Second, why are most of these gunmen also white? (Yes, reports indicate the Virginia Tech gunman was Asian; but almost every other mass shooter has been white.) Black and Latino boys commit plenty of violence in school, of course, but they're more likely to assault an individual whom they know. White shooters more often kill en masse and randomly: They're aiming for high body counts, not for a particular target. Why?
Third, why do so many American men – and, increasingly, many American women – own guns? Between 40 percent and 50 percent of American households own a gun, one of the highest percentages in the Western world. We can and should debate the best ways to regulate guns, but we simply cannot deny their prevalence in our society. And even though Virginia Tech was nominally a "gun-free zone," the shooter had no trouble bringing weapons there. Why do so many Americans own guns? Which Americans choose to purchase them? And how do guns influence the nature of violence in America?
Fourth, what messages do our various mass media transmit about men, women, and violence? In the recent imbroglio over racist comments by Don Imus, many commentators observed – correctly – that similarly bigoted language suffuses America's mainstream media. But US airwaves are saturated with violence, too, ranging from shoot'em-up movies to rape and torture. And most of this on-screen violence is committed by men, as well. I'm not saying that the mass media cause violent behavior, because we can't be sure of that. But these images do make violence more "normal" and acceptable in US society. And that can't be a good thing.

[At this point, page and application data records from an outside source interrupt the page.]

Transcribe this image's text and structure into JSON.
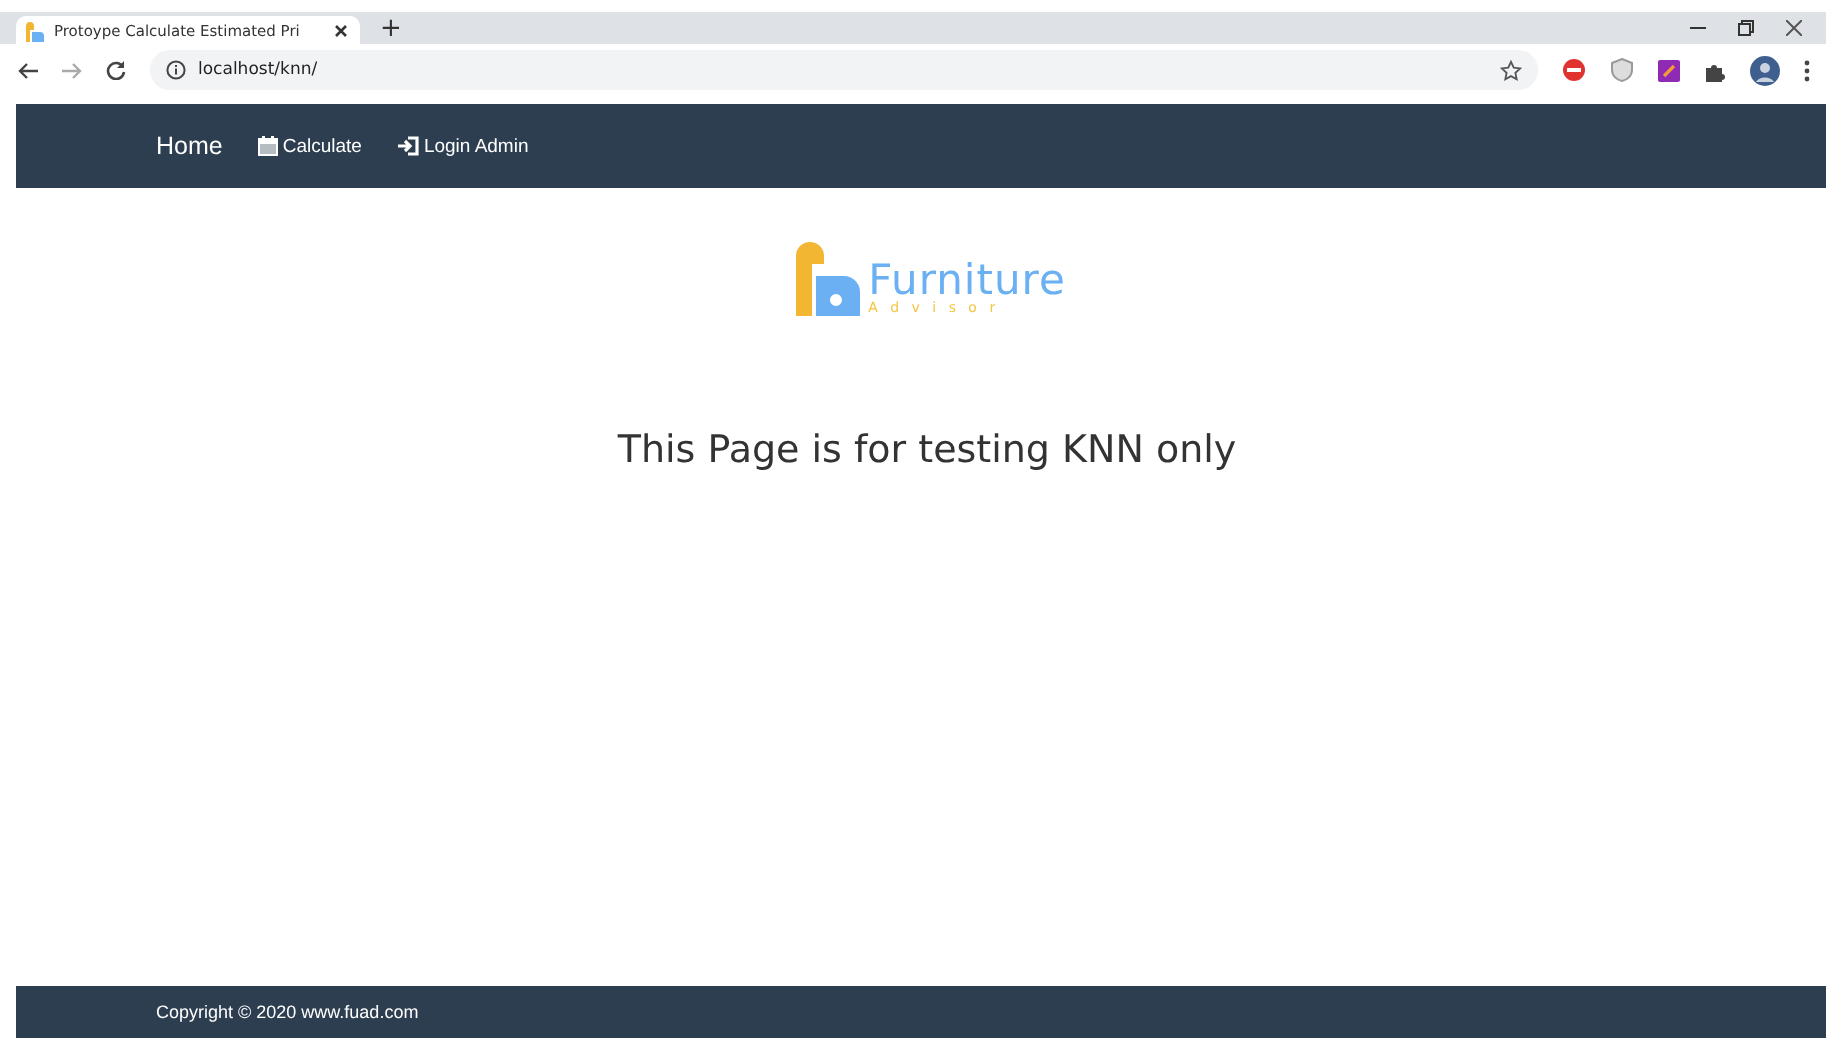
{
  "browser": {
    "tab": {
      "title": "Protoype Calculate Estimated Pri",
      "selected": true
    },
    "new_tab": "+",
    "address": "localhost/knn/"
  },
  "navbar": {
    "items": [
      {
        "label": "Home",
        "kind": "brand"
      },
      {
        "label": "Calculate",
        "kind": "calendar"
      },
      {
        "label": "Login Admin",
        "kind": "login"
      }
    ]
  },
  "logo": {
    "name": "Furniture",
    "tagline": "A d v i s o r"
  },
  "heading": "This Page is for testing KNN only",
  "footer": {
    "text": "Copyright © 2020 www.fuad.com"
  }
}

Last, and most important, what can we do to change? How, as a nation, can we become less violent? Is it even possible?
I'd like to say it is, because I believe deeply in our nation's potential for renewal and transformation. But in darker moments, I'm not so sure.
And, surely, the Virginia Tech massacre is one of the darkest moments of all. That's precisely why we need to shed light, right now, upon the larger patterns of violence that surround us. We must transcend the particulars of this awful event so that we can see it in its wider national context. And we must not look away.
So I propose this Thursday, April 19, as National Day of Mourning and Reflection on Violence in America. That day marks the 12th anniversary of the bombing of the Alfred P. Murrah Building in Oklahoma City, where 168 innocents lost their lives to a homegrown American fanatic. As I said, we've been here before. And none of us should rest until we're all shocked by it.
• Jonathan Zimmerman teaches history and education at New York University. He is the author of "Innocents Abroad: American Teachers in the American Century."